History examines the past to understand the present.New Zealand history belongs in a wider global context.
The study of history at HVHS encompasses events occurring in New Zealand and/or global events involving or influencing New Zealanders. Themes covered include: Protest and change (Yr.11);
Fight for freedom (Yr.12) and Turning points (Yr.13).
History fires students’ curiosity and imagination It invites them to ask, and helps them answer, today’s questions by engaging with the past and imagining and speculating on possible futures.
History presents students with the dilemmas, choices, and beliefs of people in the past.
It connects students with the wider world as they develop their own identities and sense of place.
Students engage with history at personal, local, and international levels. They investigate the histories of their communities, New Zealand, and the wider world.
History is a research-led discipline History encourages an informed understanding of the origins of our diverse society in New Zealand.
An awareness of history inspires students to become confident, questioning, and empathetic individuals.
History prepares students for the future
It equips them with knowledge and skills that are valuable and useful throughout life. These include
- research techniques, the skills needed to process and synthesise varied and complex information,
- the skills needed to give clear and effective oral and written reasoning. The ability to think critically and articulate ideas are of central importance in the modern world.

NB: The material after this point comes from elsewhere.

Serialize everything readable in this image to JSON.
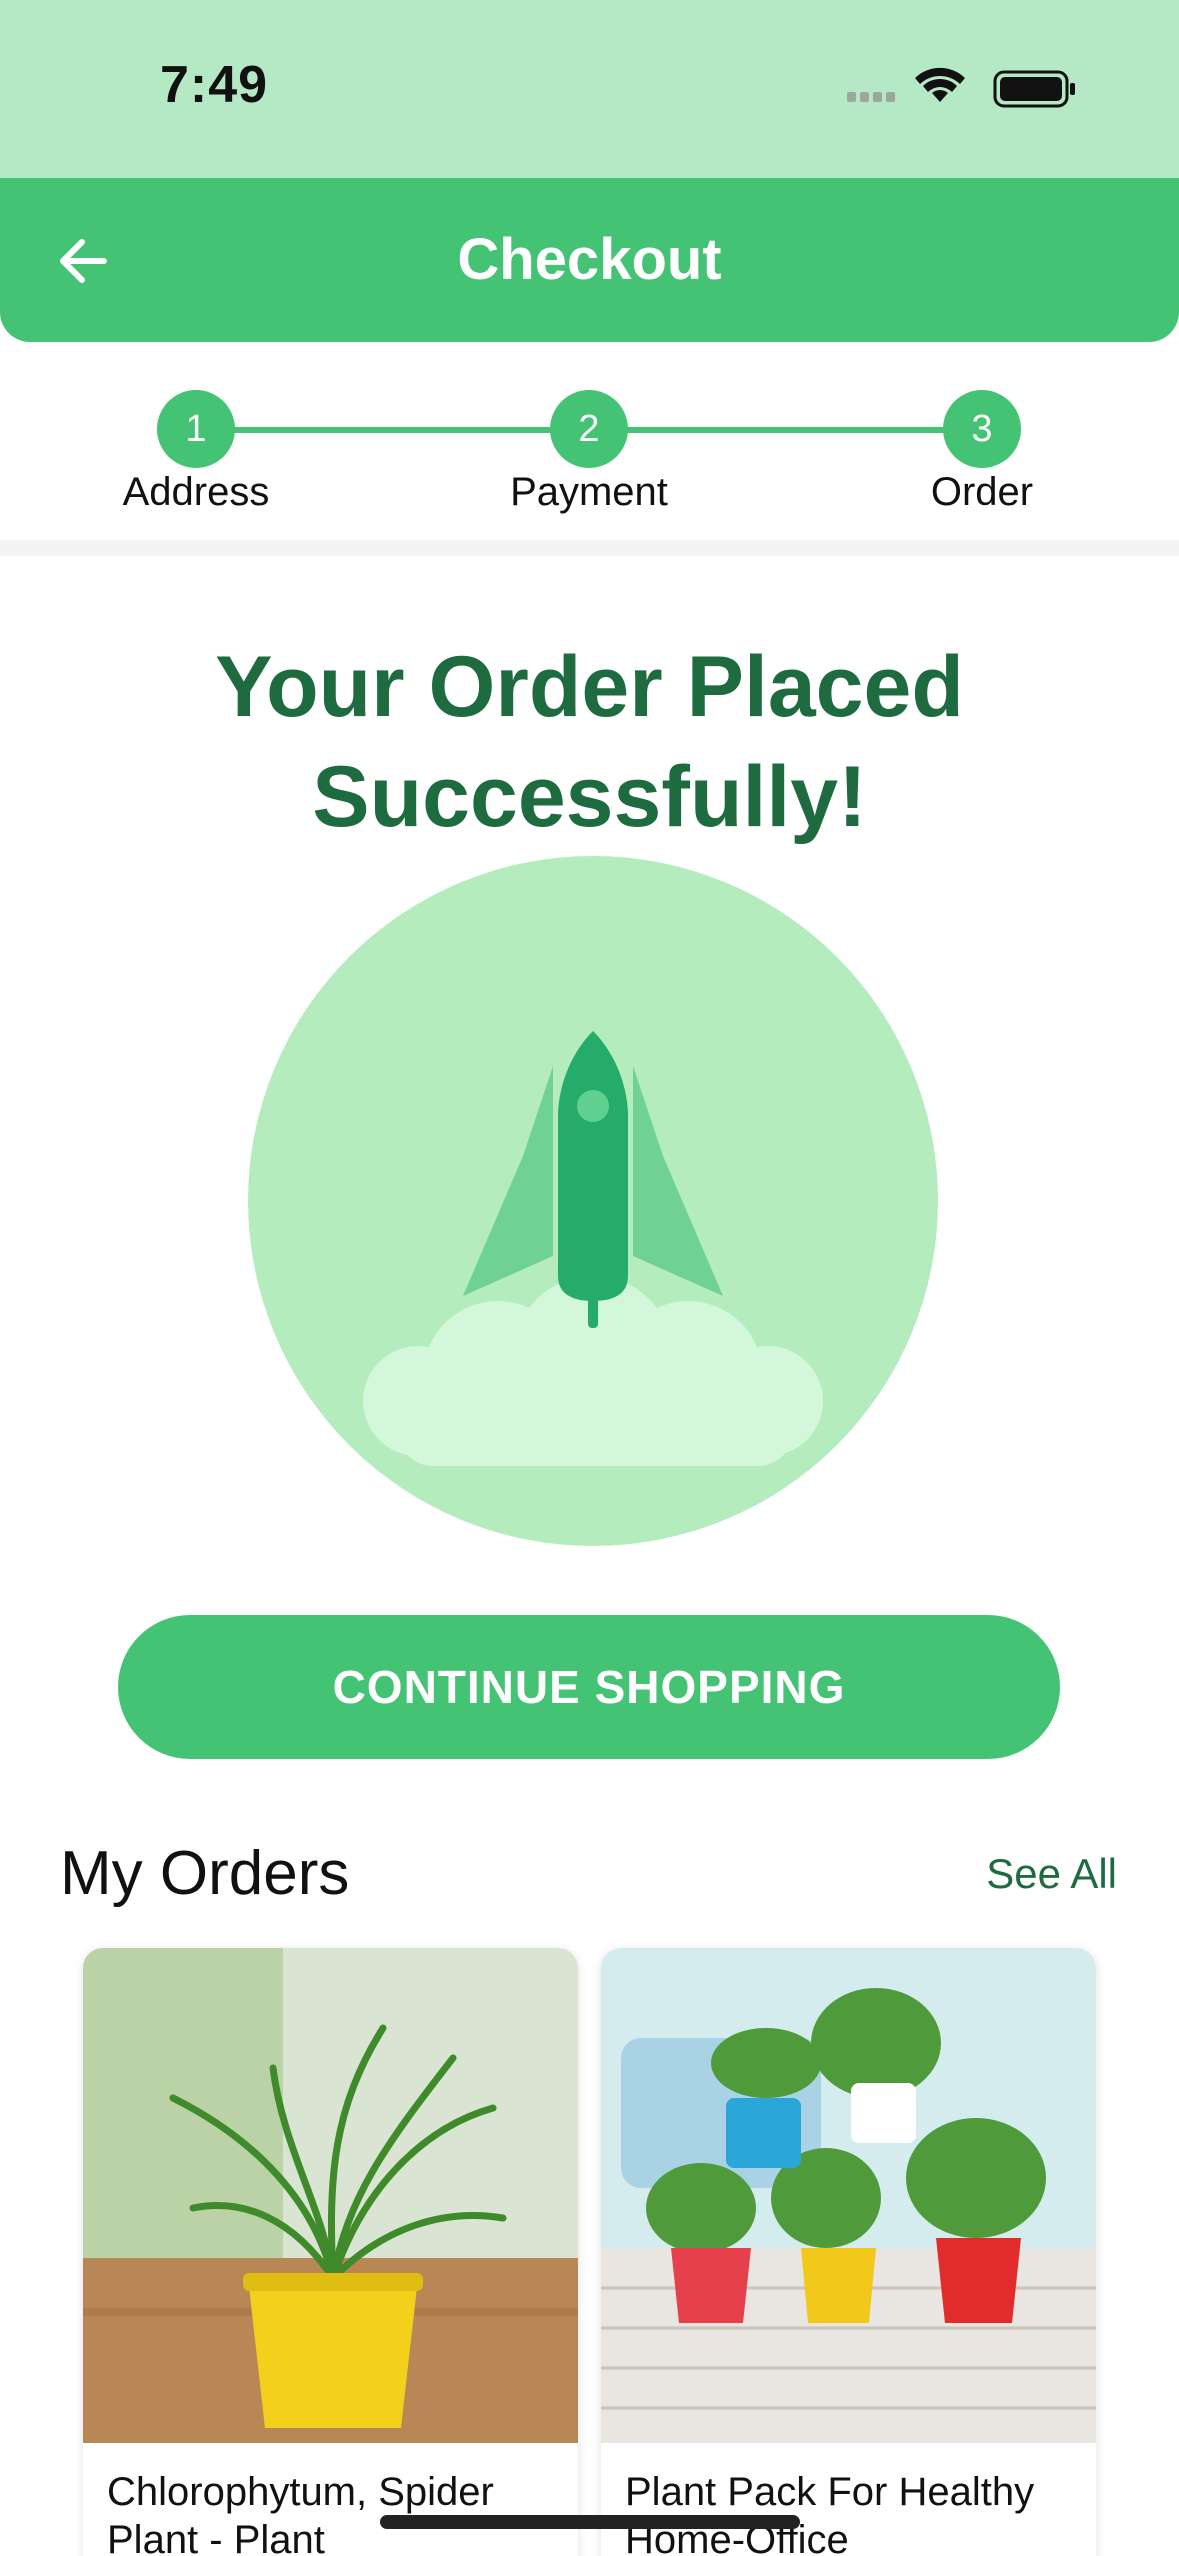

With these skills, students enhance their employ-ability and are able to participate actively and critically in their societies.
In Classical Studies we learn about the ancient societies of Greece and Rome by studying their literature, history, works of art and architecture and their social lives. The Iliad and the Odyssey by Homer, and the Aeneid by Virgil are examples of the literature students might read and study. Myths and legends are also interesting sources which provide a way of looking at the thinking of ancient peoples. We look at buildings such as the temple on the Acropolis, the Parthenon, or the theatre at Epidaurus to earn about the Greeks, and the Colosseum and the Pantheon to learn about the Romans. We might study triumphal arches or columns, aqueducts and baths, or perhaps the houses and paintings in them at Pompeii. Wars such as those between the Greeks and the Persians, or the
Olympic Games, or the eruption of Mt Vesuvius are events which helped shape our world, and might be investigated. Great leaders like Julius Caesar or Perikles, or Augustus or thinkers such as Socrates are all topics that could be chosen by the teacher to help students understand where we came from and how our lives and communities have been influenced by these two ancient societies.